# [Data for the task]

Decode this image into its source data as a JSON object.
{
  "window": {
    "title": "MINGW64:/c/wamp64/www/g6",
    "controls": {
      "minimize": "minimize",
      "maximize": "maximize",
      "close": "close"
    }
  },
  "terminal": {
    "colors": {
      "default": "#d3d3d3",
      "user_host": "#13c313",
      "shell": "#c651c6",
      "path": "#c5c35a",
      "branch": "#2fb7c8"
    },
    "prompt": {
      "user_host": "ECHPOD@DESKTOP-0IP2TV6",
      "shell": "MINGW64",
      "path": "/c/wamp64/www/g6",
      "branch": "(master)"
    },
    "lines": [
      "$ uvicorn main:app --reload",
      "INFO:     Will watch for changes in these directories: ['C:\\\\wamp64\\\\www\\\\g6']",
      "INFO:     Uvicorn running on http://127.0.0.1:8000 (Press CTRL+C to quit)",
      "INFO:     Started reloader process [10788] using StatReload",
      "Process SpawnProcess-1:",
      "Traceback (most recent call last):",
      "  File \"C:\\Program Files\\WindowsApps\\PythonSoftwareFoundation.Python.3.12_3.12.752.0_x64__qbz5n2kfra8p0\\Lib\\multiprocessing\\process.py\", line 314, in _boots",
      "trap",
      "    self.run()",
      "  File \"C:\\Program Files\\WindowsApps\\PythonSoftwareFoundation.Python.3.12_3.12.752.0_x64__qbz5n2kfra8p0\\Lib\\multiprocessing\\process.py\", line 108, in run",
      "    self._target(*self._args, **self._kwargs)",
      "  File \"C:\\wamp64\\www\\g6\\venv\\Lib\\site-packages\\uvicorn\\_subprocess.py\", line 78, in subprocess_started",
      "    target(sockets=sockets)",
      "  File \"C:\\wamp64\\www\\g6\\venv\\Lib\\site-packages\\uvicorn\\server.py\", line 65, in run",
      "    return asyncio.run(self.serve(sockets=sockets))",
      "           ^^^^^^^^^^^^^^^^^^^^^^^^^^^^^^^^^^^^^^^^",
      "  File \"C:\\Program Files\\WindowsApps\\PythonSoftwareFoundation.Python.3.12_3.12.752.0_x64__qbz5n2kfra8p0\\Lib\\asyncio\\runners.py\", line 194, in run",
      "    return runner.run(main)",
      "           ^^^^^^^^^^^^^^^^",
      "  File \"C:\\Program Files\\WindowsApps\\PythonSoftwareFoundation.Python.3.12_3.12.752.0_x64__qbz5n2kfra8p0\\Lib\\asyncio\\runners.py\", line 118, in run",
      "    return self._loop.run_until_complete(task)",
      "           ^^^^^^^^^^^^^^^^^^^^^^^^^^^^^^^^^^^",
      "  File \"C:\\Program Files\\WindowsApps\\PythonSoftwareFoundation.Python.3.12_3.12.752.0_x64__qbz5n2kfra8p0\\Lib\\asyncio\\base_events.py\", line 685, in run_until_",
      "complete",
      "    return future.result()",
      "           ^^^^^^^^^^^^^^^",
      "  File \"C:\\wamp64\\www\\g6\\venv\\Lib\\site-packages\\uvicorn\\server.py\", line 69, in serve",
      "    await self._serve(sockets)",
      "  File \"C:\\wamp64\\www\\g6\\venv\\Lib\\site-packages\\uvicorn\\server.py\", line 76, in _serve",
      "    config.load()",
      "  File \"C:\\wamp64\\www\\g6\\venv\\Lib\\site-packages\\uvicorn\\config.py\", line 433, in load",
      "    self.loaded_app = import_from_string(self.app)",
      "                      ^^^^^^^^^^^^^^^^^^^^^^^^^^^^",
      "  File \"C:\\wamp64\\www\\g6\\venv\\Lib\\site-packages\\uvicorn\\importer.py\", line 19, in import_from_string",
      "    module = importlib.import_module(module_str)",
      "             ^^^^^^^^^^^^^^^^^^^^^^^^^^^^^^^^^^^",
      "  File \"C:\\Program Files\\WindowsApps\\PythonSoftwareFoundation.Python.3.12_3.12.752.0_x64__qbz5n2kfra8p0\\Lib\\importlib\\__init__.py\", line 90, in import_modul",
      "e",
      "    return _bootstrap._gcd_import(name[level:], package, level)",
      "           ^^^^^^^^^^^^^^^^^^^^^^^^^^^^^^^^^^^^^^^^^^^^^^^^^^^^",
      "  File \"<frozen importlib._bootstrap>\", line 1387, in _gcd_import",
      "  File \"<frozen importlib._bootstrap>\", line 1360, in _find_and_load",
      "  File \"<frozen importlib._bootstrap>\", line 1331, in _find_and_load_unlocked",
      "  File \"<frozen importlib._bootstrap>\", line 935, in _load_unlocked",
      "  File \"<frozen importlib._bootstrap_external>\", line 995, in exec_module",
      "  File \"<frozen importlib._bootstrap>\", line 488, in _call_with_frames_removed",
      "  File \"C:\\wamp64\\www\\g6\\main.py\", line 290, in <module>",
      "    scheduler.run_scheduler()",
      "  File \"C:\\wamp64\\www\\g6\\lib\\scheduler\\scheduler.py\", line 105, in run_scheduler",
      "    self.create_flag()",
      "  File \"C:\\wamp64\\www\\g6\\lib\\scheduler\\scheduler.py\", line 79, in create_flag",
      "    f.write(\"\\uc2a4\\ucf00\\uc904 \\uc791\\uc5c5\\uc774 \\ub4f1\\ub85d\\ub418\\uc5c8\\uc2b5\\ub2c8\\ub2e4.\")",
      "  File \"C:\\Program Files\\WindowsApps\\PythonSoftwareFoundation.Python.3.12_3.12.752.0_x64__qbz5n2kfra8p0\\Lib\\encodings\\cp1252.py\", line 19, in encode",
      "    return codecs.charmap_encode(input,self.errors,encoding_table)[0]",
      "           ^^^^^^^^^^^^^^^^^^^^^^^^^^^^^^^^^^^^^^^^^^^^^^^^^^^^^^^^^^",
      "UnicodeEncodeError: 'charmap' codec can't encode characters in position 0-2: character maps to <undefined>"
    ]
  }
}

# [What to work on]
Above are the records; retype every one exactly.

# [Task solution]
Decode this image into its source data as a JSON object.
{
  "window": {
    "title": "MINGW64:/c/wamp64/www/g6",
    "controls": {
      "minimize": "minimize",
      "maximize": "maximize",
      "close": "close"
    }
  },
  "terminal": {
    "colors": {
      "default": "#d3d3d3",
      "user_host": "#13c313",
      "shell": "#c651c6",
      "path": "#c5c35a",
      "branch": "#2fb7c8"
    },
    "prompt": {
      "user_host": "ECHPOD@DESKTOP-0IP2TV6",
      "shell": "MINGW64",
      "path": "/c/wamp64/www/g6",
      "branch": "(master)"
    },
    "lines": [
      "$ uvicorn main:app --reload",
      "INFO:     Will watch for changes in these directories: ['C:\\\\wamp64\\\\www\\\\g6']",
      "INFO:     Uvicorn running on http://127.0.0.1:8000 (Press CTRL+C to quit)",
      "INFO:     Started reloader process [10788] using StatReload",
      "Process SpawnProcess-1:",
      "Traceback (most recent call last):",
      "  File \"C:\\Program Files\\WindowsApps\\PythonSoftwareFoundation.Python.3.12_3.12.752.0_x64__qbz5n2kfra8p0\\Lib\\multiprocessing\\process.py\", line 314, in _boots",
      "trap",
      "    self.run()",
      "  File \"C:\\Program Files\\WindowsApps\\PythonSoftwareFoundation.Python.3.12_3.12.752.0_x64__qbz5n2kfra8p0\\Lib\\multiprocessing\\process.py\", line 108, in run",
      "    self._target(*self._args, **self._kwargs)",
      "  File \"C:\\wamp64\\www\\g6\\venv\\Lib\\site-packages\\uvicorn\\_subprocess.py\", line 78, in subprocess_started",
      "    target(sockets=sockets)",
      "  File \"C:\\wamp64\\www\\g6\\venv\\Lib\\site-packages\\uvicorn\\server.py\", line 65, in run",
      "    return asyncio.run(self.serve(sockets=sockets))",
      "           ^^^^^^^^^^^^^^^^^^^^^^^^^^^^^^^^^^^^^^^^",
      "  File \"C:\\Program Files\\WindowsApps\\PythonSoftwareFoundation.Python.3.12_3.12.752.0_x64__qbz5n2kfra8p0\\Lib\\asyncio\\runners.py\", line 194, in run",
      "    return runner.run(main)",
      "           ^^^^^^^^^^^^^^^^",
      "  File \"C:\\Program Files\\WindowsApps\\PythonSoftwareFoundation.Python.3.12_3.12.752.0_x64__qbz5n2kfra8p0\\Lib\\asyncio\\runners.py\", line 118, in run",
      "    return self._loop.run_until_complete(task)",
      "           ^^^^^^^^^^^^^^^^^^^^^^^^^^^^^^^^^^^",
      "  File \"C:\\Program Files\\WindowsApps\\PythonSoftwareFoundation.Python.3.12_3.12.752.0_x64__qbz5n2kfra8p0\\Lib\\asyncio\\base_events.py\", line 685, in run_until_",
      "complete",
      "    return future.result()",
      "           ^^^^^^^^^^^^^^^",
      "  File \"C:\\wamp64\\www\\g6\\venv\\Lib\\site-packages\\uvicorn\\server.py\", line 69, in serve",
      "    await self._serve(sockets)",
      "  File \"C:\\wamp64\\www\\g6\\venv\\Lib\\site-packages\\uvicorn\\server.py\", line 76, in _serve",
      "    config.load()",
      "  File \"C:\\wamp64\\www\\g6\\venv\\Lib\\site-packages\\uvicorn\\config.py\", line 433, in load",
      "    self.loaded_app = import_from_string(self.app)",
      "                      ^^^^^^^^^^^^^^^^^^^^^^^^^^^^",
      "  File \"C:\\wamp64\\www\\g6\\venv\\Lib\\site-packages\\uvicorn\\importer.py\", line 19, in import_from_string",
      "    module = importlib.import_module(module_str)",
      "             ^^^^^^^^^^^^^^^^^^^^^^^^^^^^^^^^^^^",
      "  File \"C:\\Program Files\\WindowsApps\\PythonSoftwareFoundation.Python.3.12_3.12.752.0_x64__qbz5n2kfra8p0\\Lib\\importlib\\__init__.py\", line 90, in import_modul",
      "e",
      "    return _bootstrap._gcd_import(name[level:], package, level)",
      "           ^^^^^^^^^^^^^^^^^^^^^^^^^^^^^^^^^^^^^^^^^^^^^^^^^^^^",
      "  File \"<frozen importlib._bootstrap>\", line 1387, in _gcd_import",
      "  File \"<frozen importlib._bootstrap>\", line 1360, in _find_and_load",
      "  File \"<frozen importlib._bootstrap>\", line 1331, in _find_and_load_unlocked",
      "  File \"<frozen importlib._bootstrap>\", line 935, in _load_unlocked",
      "  File \"<frozen importlib._bootstrap_external>\", line 995, in exec_module",
      "  File \"<frozen importlib._bootstrap>\", line 488, in _call_with_frames_removed",
      "  File \"C:\\wamp64\\www\\g6\\main.py\", line 290, in <module>",
      "    scheduler.run_scheduler()",
      "  File \"C:\\wamp64\\www\\g6\\lib\\scheduler\\scheduler.py\", line 105, in run_scheduler",
      "    self.create_flag()",
      "  File \"C:\\wamp64\\www\\g6\\lib\\scheduler\\scheduler.py\", line 79, in create_flag",
      "    f.write(\"\\uc2a4\\ucf00\\uc904 \\uc791\\uc5c5\\uc774 \\ub4f1\\ub85d\\ub418\\uc5c8\\uc2b5\\ub2c8\\ub2e4.\")",
      "  File \"C:\\Program Files\\WindowsApps\\PythonSoftwareFoundation.Python.3.12_3.12.752.0_x64__qbz5n2kfra8p0\\Lib\\encodings\\cp1252.py\", line 19, in encode",
      "    return codecs.charmap_encode(input,self.errors,encoding_table)[0]",
      "           ^^^^^^^^^^^^^^^^^^^^^^^^^^^^^^^^^^^^^^^^^^^^^^^^^^^^^^^^^^",
      "UnicodeEncodeError: 'charmap' codec can't encode characters in position 0-2: character maps to <undefined>"
    ]
  }
}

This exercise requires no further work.